I agree with your comments about examining the relationships between
parts of the system.
On Thu, 4 Apr 1996, William J. Hobler, Jr. wrote:
> In this instance, in particular we examine our competitors and their
> ability to draw customer business away from us.
I think a tricky part is to separate positioning with creation of new
stuff that meets other entities values (customer presupposes creation of
value with existing stuff).
[It's easy to go overboard with positioning - selection mechanisms. I
think this is one reason why big company's aren't very nimble - their
selection mechanisms - positioning - workforce - focuses on maintaining
the selection mechanisms - positioning - workforce hierarchy - rather than
Positioning with customers, other businesses, government, etc. is
very important. Positioning helps to create value.

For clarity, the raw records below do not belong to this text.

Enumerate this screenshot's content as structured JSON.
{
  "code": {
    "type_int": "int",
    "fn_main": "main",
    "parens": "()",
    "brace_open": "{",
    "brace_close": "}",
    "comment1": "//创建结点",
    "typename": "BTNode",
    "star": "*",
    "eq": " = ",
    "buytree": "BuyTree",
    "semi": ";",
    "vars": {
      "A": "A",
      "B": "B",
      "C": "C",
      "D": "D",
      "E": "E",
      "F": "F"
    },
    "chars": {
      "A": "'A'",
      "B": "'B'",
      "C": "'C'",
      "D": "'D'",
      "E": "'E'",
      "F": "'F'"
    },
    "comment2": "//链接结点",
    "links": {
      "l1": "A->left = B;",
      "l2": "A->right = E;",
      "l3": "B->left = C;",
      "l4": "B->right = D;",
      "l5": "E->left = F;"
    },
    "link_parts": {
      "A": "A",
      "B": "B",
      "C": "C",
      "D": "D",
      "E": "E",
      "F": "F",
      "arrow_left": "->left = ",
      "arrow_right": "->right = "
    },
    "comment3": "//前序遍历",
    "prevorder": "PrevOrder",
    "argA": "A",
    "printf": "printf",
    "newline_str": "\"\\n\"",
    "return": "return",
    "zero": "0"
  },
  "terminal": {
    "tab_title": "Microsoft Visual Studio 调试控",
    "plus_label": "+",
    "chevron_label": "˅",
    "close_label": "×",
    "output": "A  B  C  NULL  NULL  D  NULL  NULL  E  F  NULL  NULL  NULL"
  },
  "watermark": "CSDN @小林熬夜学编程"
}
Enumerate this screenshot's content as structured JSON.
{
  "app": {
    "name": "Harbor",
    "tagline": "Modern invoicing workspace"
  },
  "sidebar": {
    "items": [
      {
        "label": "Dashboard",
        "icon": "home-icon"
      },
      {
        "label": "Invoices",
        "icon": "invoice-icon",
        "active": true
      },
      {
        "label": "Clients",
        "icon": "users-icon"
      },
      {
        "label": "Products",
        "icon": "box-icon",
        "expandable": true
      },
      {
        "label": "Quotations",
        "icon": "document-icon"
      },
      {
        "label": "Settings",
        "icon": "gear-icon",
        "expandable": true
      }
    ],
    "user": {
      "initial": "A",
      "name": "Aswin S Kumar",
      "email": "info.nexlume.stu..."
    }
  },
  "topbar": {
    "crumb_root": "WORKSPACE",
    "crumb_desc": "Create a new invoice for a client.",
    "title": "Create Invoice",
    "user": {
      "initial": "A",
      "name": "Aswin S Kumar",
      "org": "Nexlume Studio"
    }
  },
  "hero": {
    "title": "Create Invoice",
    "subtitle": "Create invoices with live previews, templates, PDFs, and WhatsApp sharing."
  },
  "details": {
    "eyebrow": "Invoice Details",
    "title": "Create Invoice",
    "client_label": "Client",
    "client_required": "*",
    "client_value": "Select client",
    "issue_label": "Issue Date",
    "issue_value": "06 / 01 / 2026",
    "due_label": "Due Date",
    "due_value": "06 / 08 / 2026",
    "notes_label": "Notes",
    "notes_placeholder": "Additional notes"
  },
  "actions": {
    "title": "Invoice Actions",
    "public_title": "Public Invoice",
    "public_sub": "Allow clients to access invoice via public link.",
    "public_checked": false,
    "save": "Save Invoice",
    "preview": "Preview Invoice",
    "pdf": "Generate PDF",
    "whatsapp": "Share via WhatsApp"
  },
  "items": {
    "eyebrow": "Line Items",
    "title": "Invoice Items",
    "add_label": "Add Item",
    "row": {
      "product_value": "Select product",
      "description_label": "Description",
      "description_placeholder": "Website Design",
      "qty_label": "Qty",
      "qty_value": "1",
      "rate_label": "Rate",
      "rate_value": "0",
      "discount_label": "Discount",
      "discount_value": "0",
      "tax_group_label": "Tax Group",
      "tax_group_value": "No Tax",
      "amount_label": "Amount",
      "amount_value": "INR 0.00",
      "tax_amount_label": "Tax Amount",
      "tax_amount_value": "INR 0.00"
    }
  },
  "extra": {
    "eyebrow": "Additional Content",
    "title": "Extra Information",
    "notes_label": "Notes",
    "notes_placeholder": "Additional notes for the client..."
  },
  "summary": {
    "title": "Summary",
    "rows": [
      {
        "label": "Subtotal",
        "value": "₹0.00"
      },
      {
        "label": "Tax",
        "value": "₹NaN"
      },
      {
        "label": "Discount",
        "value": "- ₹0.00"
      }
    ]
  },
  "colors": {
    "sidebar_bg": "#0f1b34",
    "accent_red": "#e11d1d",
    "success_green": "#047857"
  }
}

Increasing capabilities to create new stuff that meets other entities
values - inventing - maybe is a way to circumvent issues of enforcement in
getting things in return for stuff we deliver to others.
I think attitude is a big factor in increasing capabilities to create
stuff that meets other's values.
Id software, makers of Doom and Wolfenstein 3D - ultra successful video
games, have the attitude of "we want to do things nobody has ever done
before", "we thrive on competition".
[Granted, they started with a lot of capabilities, and they might not know
how to increase their capabilities to create new stuff that meets other
entities values, but the attitude seems right.]
Intel and other companies have the attitude of "we want to make our stuff
obsolete before other companies do".
[Granted, these processes become a sort of positioning, especially if one
entities products become a "standard" or "base" for what other companies
deliver and create.
Maybe standards are best left as "open specifications". Maybe companies
that develop a significant base technology should leave it open. The
question is, what constitutes a "base technology" or "standard" or "open
Andrew Moreno <email@example.com>
Learning-org -- An Internet Dialog on Learning Organizations For info: <firstname.lastname@example.org> -or- <http://world.std.com/~lo/>